October 13, 2014
In defending the Australian National University’s share divestment campaign, vice-chancellor Ian Young says he is confident that in 20 to 30 years Australia’s jobs and industries “will not be in producing fossil fuels” (Sydney Morning Herald, 13 October).
This is a breathtaking statement from the vice-chancellor of a university claiming to be “a celebrated place of intensive research”. It fundamentally ignores the scale of the global energy task and Australia’s critical role in it.
Respected bodies such as the International Energy Agency have forecast that by 2035 global energy demand will grow by one-third and 75% of this demand will still be met by fossil fuels.
Natural gas demand will grow by 48% – meaning gas will increase its contribution to the global energy mix.
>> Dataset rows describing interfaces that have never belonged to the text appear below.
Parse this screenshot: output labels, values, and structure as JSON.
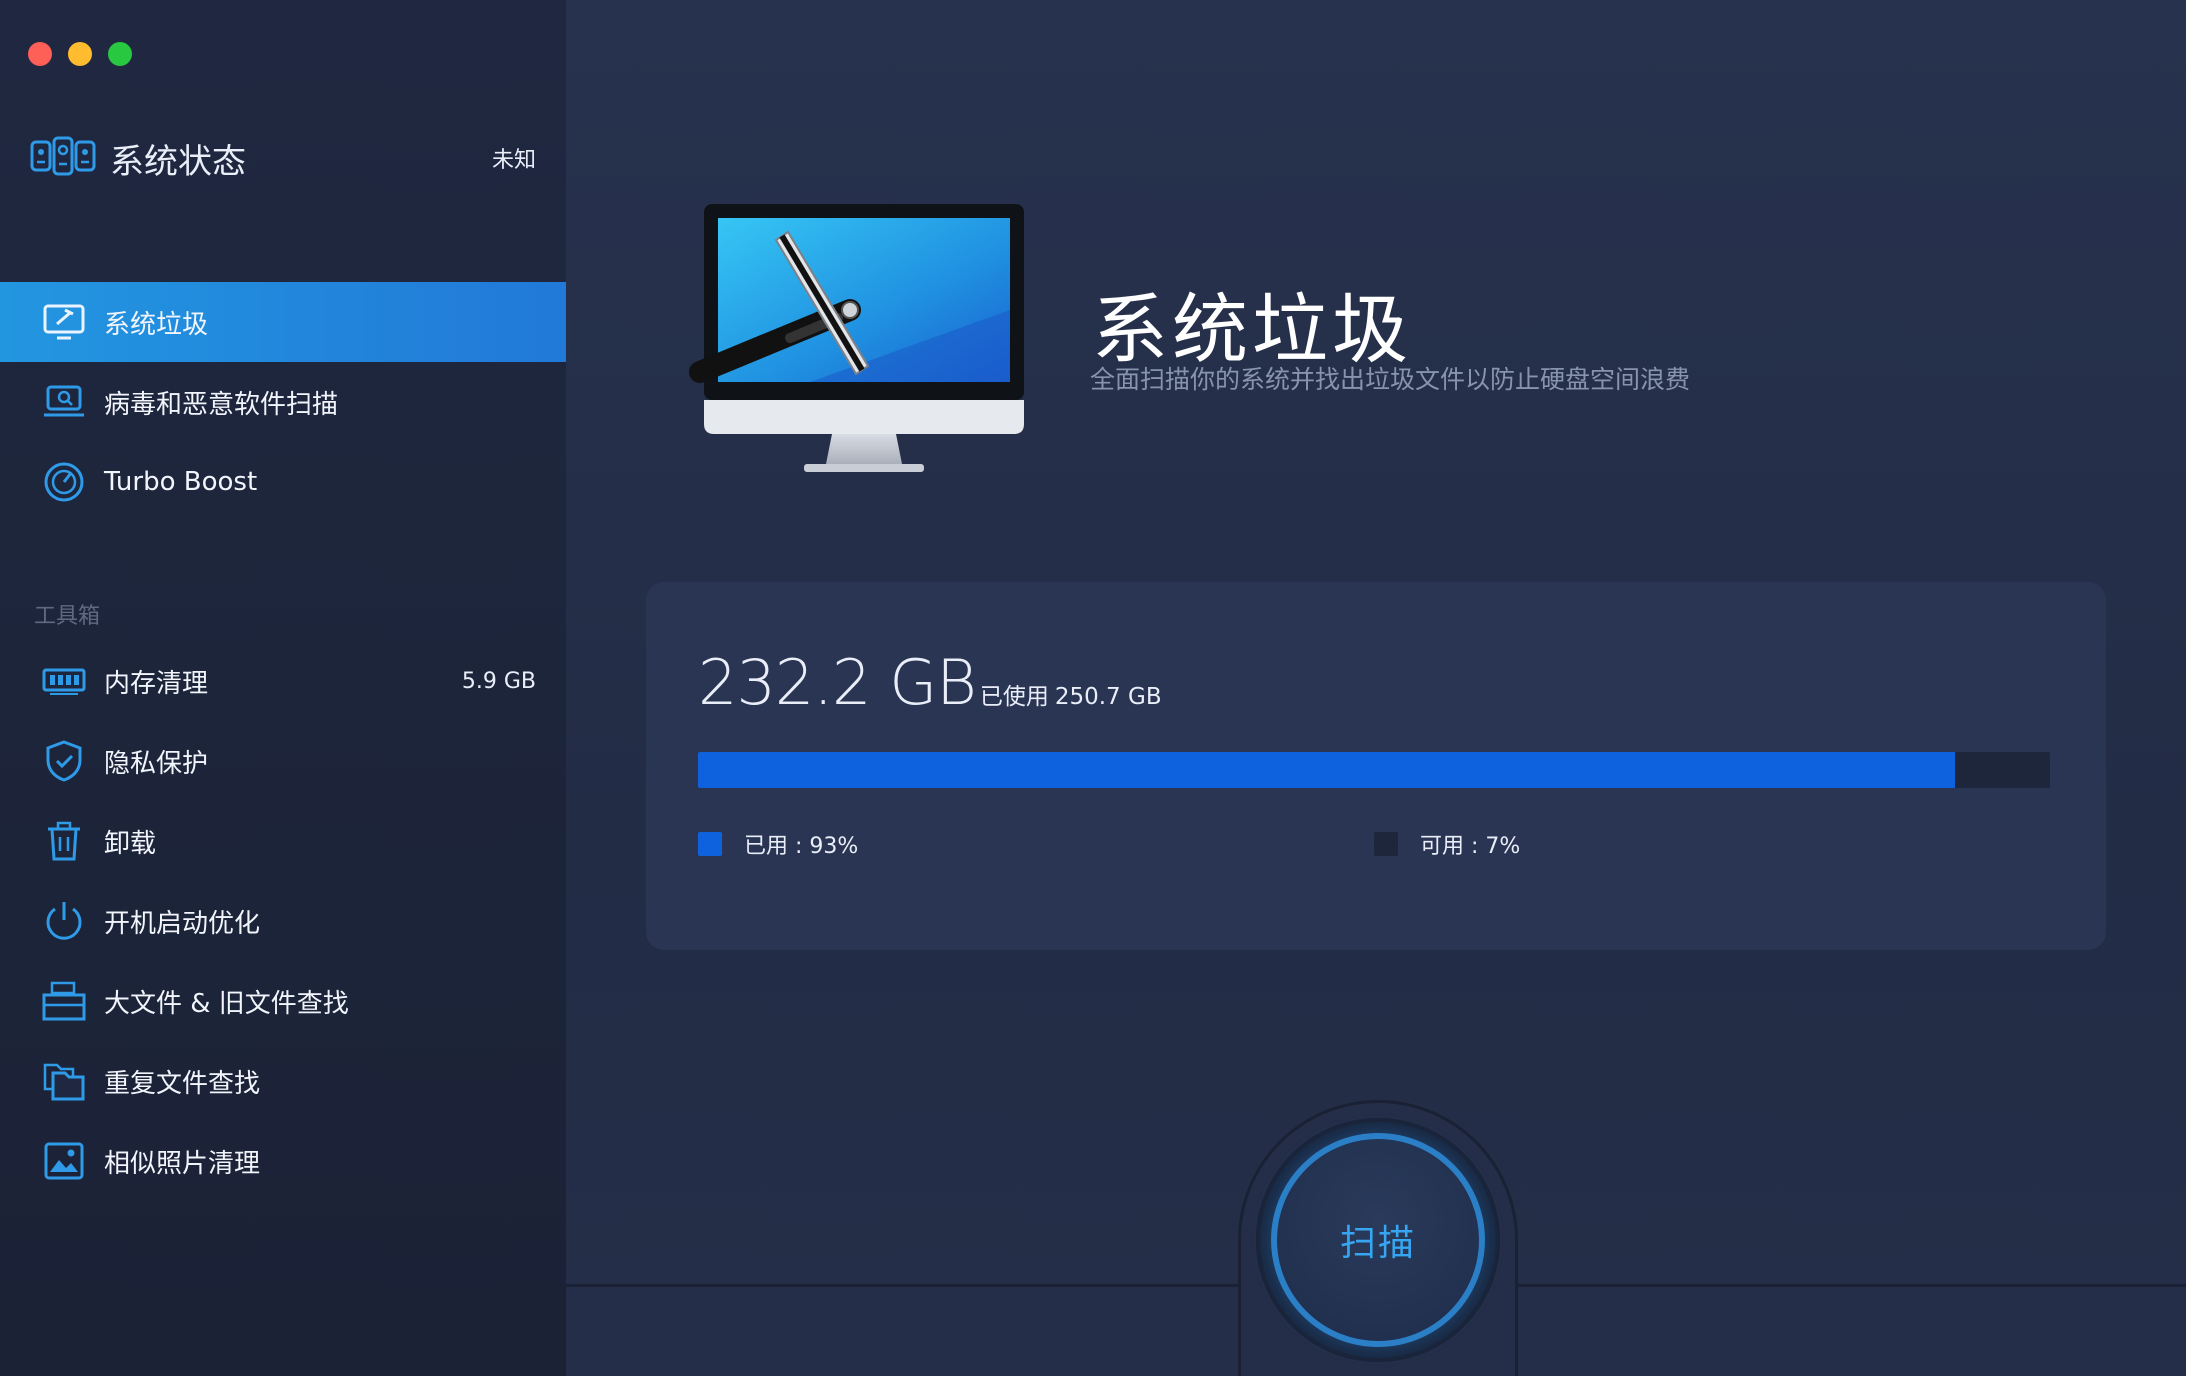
{
  "sidebar": {
    "status": {
      "title": "系统状态",
      "value": "未知"
    },
    "primary_items": [
      {
        "label": "系统垃圾",
        "active": true
      },
      {
        "label": "病毒和恶意软件扫描",
        "active": false
      },
      {
        "label": "Turbo Boost",
        "active": false
      }
    ],
    "toolbox_title": "工具箱",
    "tools": [
      {
        "label": "内存清理",
        "badge": "5.9 GB"
      },
      {
        "label": "隐私保护"
      },
      {
        "label": "卸载"
      },
      {
        "label": "开机启动优化"
      },
      {
        "label": "大文件 & 旧文件查找"
      },
      {
        "label": "重复文件查找"
      },
      {
        "label": "相似照片清理"
      }
    ]
  },
  "main": {
    "title": "系统垃圾",
    "subtitle": "全面扫描你的系统并找出垃圾文件以防止硬盘空间浪费",
    "disk": {
      "used_size": "232.2 GB",
      "used_prefix": "已使用",
      "total_size": "250.7 GB",
      "used_fraction": 0.93,
      "legend_used": "已用 : 93%",
      "legend_free": "可用 : 7%"
    },
    "scan_label": "扫描"
  },
  "colors": {
    "accent": "#2396e0",
    "used": "#0e62de",
    "free": "#1e263c",
    "scan": "#37a6f2"
  }
}
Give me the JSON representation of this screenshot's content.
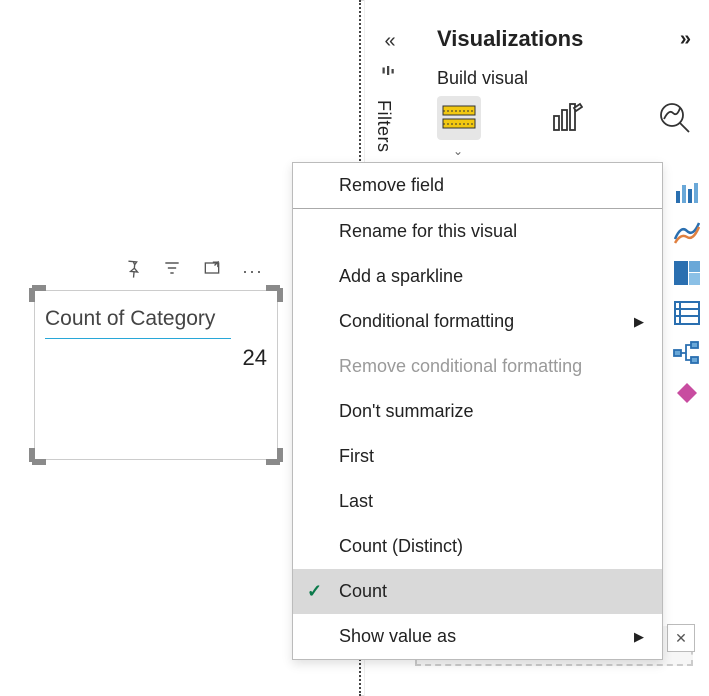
{
  "canvas": {
    "card": {
      "title": "Count of Category",
      "value": "24"
    }
  },
  "toolbar": {
    "pin_icon": "pin-icon",
    "filter_icon": "filter-icon",
    "focus_icon": "focus-mode-icon",
    "more_icon": "more-options-icon"
  },
  "panel": {
    "filters_label": "Filters",
    "title": "Visualizations",
    "build_label": "Build visual",
    "modes": {
      "build": "build-visual-icon",
      "format": "format-visual-icon",
      "analytics": "analytics-icon"
    }
  },
  "viz_gallery": [
    "clustered-column-chart-icon",
    "ribbon-chart-icon",
    "treemap-icon",
    "card-list-icon",
    "decomposition-tree-icon",
    "diamond-icon"
  ],
  "context_menu": {
    "items": [
      {
        "label": "Remove field",
        "type": "normal"
      },
      {
        "label": "Rename for this visual",
        "type": "normal"
      },
      {
        "label": "Add a sparkline",
        "type": "normal"
      },
      {
        "label": "Conditional formatting",
        "type": "submenu"
      },
      {
        "label": "Remove conditional formatting",
        "type": "disabled"
      },
      {
        "label": "Don't summarize",
        "type": "normal"
      },
      {
        "label": "First",
        "type": "normal"
      },
      {
        "label": "Last",
        "type": "normal"
      },
      {
        "label": "Count (Distinct)",
        "type": "normal"
      },
      {
        "label": "Count",
        "type": "selected"
      },
      {
        "label": "Show value as",
        "type": "submenu"
      }
    ]
  }
}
New oil and gas production capacity to accommodate for the projected increase in demand and compensate for decline in existing fields will be needed.
In 2012-13, Australia shipped 24 million tonnes of LNG and the industry put more than $30 billion into the national economy, paid more than $8 billion in royalties and taxes and accounted for 2% of GDP.
By 2020, Australia will be the world’s leading LNG producer, shipping about 85 million tonnes. And the industry will be injecting almost $65 billion annually into the economy and paying almost $13 billion a year in taxes and royalties.
Any real debate about energy should be built on an appreciation of the scale of the task of delivering clean, reliable and affordable energy to the world; the central role that oil and gas companies play in meeting that challenge each and every day; and the ongoing contribution that hydrocarbons will surely make to Australia’s economy and way of life.